**AIM OF THE EXERCISE**
Repeat the listing below in full, exactly.
◆ ◆ ◆ ◆
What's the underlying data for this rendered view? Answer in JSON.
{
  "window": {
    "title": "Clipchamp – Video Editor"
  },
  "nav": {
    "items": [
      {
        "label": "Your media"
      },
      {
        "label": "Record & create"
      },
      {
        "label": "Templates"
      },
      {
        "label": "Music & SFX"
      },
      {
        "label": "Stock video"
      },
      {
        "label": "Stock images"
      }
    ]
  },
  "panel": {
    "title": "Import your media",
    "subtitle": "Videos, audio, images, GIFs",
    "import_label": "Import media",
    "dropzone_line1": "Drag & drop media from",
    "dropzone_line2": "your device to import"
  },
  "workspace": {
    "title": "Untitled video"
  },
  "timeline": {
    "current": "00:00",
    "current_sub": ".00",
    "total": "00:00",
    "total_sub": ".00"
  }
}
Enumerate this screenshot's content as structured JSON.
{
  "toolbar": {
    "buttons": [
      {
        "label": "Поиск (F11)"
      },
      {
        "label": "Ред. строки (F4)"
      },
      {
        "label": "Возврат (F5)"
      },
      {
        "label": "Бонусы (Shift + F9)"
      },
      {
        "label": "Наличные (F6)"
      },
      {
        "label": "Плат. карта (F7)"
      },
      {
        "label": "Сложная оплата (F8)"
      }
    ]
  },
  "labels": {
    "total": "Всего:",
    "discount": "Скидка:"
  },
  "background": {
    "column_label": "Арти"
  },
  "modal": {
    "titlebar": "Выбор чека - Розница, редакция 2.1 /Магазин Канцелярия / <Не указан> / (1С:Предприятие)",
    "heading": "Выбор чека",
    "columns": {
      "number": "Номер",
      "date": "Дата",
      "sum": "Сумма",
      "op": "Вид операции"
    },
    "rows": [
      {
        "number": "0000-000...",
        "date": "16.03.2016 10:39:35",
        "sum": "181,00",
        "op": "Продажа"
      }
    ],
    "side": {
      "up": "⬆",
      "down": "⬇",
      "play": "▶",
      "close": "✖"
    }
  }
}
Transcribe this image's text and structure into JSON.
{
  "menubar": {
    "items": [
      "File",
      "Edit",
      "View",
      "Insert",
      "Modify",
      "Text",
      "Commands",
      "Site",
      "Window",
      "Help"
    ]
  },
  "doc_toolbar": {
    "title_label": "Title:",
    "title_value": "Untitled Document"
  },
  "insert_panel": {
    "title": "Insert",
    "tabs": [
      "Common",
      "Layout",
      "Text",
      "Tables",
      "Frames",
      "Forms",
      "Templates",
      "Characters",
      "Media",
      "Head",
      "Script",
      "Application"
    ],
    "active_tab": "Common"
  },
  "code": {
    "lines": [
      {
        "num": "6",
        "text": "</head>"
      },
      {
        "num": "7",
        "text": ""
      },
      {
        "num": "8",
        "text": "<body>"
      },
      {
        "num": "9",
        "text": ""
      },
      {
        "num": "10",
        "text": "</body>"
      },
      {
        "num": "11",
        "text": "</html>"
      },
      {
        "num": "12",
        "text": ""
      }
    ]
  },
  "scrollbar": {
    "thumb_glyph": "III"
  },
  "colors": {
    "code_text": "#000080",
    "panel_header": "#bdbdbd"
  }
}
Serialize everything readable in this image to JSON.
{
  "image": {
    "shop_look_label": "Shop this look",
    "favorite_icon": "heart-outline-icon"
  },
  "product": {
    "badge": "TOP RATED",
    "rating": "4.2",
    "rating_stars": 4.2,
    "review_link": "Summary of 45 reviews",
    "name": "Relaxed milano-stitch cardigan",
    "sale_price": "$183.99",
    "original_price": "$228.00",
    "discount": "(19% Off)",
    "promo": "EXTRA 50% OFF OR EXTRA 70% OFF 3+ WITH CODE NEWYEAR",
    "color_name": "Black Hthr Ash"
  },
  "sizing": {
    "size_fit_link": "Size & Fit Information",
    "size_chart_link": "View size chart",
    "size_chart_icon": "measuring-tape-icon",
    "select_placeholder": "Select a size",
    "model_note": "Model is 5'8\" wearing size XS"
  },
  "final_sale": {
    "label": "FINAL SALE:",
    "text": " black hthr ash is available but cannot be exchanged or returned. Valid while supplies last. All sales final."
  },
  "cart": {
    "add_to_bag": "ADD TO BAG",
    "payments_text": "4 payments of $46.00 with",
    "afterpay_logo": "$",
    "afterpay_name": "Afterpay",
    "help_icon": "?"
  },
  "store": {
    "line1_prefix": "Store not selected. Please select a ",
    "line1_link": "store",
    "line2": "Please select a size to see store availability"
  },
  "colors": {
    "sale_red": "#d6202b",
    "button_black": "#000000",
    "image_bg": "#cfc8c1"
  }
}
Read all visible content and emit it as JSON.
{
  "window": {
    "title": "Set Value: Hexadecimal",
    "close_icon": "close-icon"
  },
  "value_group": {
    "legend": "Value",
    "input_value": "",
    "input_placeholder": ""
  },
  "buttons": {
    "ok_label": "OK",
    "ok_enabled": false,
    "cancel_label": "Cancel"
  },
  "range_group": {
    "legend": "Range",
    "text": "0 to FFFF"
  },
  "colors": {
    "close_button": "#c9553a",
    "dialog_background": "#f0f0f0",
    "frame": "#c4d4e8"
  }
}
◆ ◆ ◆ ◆
**ANSWER FOR THE TASK**
What's the underlying data for this rendered view? Answer in JSON.
{
  "window": {
    "title": "Clipchamp – Video Editor"
  },
  "nav": {
    "items": [
      {
        "label": "Your media"
      },
      {
        "label": "Record & create"
      },
      {
        "label": "Templates"
      },
      {
        "label": "Music & SFX"
      },
      {
        "label": "Stock video"
      },
      {
        "label": "Stock images"
      }
    ]
  },
  "panel": {
    "title": "Import your media",
    "subtitle": "Videos, audio, images, GIFs",
    "import_label": "Import media",
    "dropzone_line1": "Drag & drop media from",
    "dropzone_line2": "your device to import"
  },
  "workspace": {
    "title": "Untitled video"
  },
  "timeline": {
    "current": "00:00",
    "current_sub": ".00",
    "total": "00:00",
    "total_sub": ".00"
  }
}
Enumerate this screenshot's content as structured JSON.
{
  "toolbar": {
    "buttons": [
      {
        "label": "Поиск (F11)"
      },
      {
        "label": "Ред. строки (F4)"
      },
      {
        "label": "Возврат (F5)"
      },
      {
        "label": "Бонусы (Shift + F9)"
      },
      {
        "label": "Наличные (F6)"
      },
      {
        "label": "Плат. карта (F7)"
      },
      {
        "label": "Сложная оплата (F8)"
      }
    ]
  },
  "labels": {
    "total": "Всего:",
    "discount": "Скидка:"
  },
  "background": {
    "column_label": "Арти"
  },
  "modal": {
    "titlebar": "Выбор чека - Розница, редакция 2.1 /Магазин Канцелярия / <Не указан> / (1С:Предприятие)",
    "heading": "Выбор чека",
    "columns": {
      "number": "Номер",
      "date": "Дата",
      "sum": "Сумма",
      "op": "Вид операции"
    },
    "rows": [
      {
        "number": "0000-000...",
        "date": "16.03.2016 10:39:35",
        "sum": "181,00",
        "op": "Продажа"
      }
    ],
    "side": {
      "up": "⬆",
      "down": "⬇",
      "play": "▶",
      "close": "✖"
    }
  }
}
Transcribe this image's text and structure into JSON.
{
  "menubar": {
    "items": [
      "File",
      "Edit",
      "View",
      "Insert",
      "Modify",
      "Text",
      "Commands",
      "Site",
      "Window",
      "Help"
    ]
  },
  "doc_toolbar": {
    "title_label": "Title:",
    "title_value": "Untitled Document"
  },
  "insert_panel": {
    "title": "Insert",
    "tabs": [
      "Common",
      "Layout",
      "Text",
      "Tables",
      "Frames",
      "Forms",
      "Templates",
      "Characters",
      "Media",
      "Head",
      "Script",
      "Application"
    ],
    "active_tab": "Common"
  },
  "code": {
    "lines": [
      {
        "num": "6",
        "text": "</head>"
      },
      {
        "num": "7",
        "text": ""
      },
      {
        "num": "8",
        "text": "<body>"
      },
      {
        "num": "9",
        "text": ""
      },
      {
        "num": "10",
        "text": "</body>"
      },
      {
        "num": "11",
        "text": "</html>"
      },
      {
        "num": "12",
        "text": ""
      }
    ]
  },
  "scrollbar": {
    "thumb_glyph": "III"
  },
  "colors": {
    "code_text": "#000080",
    "panel_header": "#bdbdbd"
  }
}
Serialize everything readable in this image to JSON.
{
  "image": {
    "shop_look_label": "Shop this look",
    "favorite_icon": "heart-outline-icon"
  },
  "product": {
    "badge": "TOP RATED",
    "rating": "4.2",
    "rating_stars": 4.2,
    "review_link": "Summary of 45 reviews",
    "name": "Relaxed milano-stitch cardigan",
    "sale_price": "$183.99",
    "original_price": "$228.00",
    "discount": "(19% Off)",
    "promo": "EXTRA 50% OFF OR EXTRA 70% OFF 3+ WITH CODE NEWYEAR",
    "color_name": "Black Hthr Ash"
  },
  "sizing": {
    "size_fit_link": "Size & Fit Information",
    "size_chart_link": "View size chart",
    "size_chart_icon": "measuring-tape-icon",
    "select_placeholder": "Select a size",
    "model_note": "Model is 5'8\" wearing size XS"
  },
  "final_sale": {
    "label": "FINAL SALE:",
    "text": " black hthr ash is available but cannot be exchanged or returned. Valid while supplies last. All sales final."
  },
  "cart": {
    "add_to_bag": "ADD TO BAG",
    "payments_text": "4 payments of $46.00 with",
    "afterpay_logo": "$",
    "afterpay_name": "Afterpay",
    "help_icon": "?"
  },
  "store": {
    "line1_prefix": "Store not selected. Please select a ",
    "line1_link": "store",
    "line2": "Please select a size to see store availability"
  },
  "colors": {
    "sale_red": "#d6202b",
    "button_black": "#000000",
    "image_bg": "#cfc8c1"
  }
}
Read all visible content and emit it as JSON.
{
  "window": {
    "title": "Set Value: Hexadecimal",
    "close_icon": "close-icon"
  },
  "value_group": {
    "legend": "Value",
    "input_value": "",
    "input_placeholder": ""
  },
  "buttons": {
    "ok_label": "OK",
    "ok_enabled": false,
    "cancel_label": "Cancel"
  },
  "range_group": {
    "legend": "Range",
    "text": "0 to FFFF"
  },
  "colors": {
    "close_button": "#c9553a",
    "dialog_background": "#f0f0f0",
    "frame": "#c4d4e8"
  }
}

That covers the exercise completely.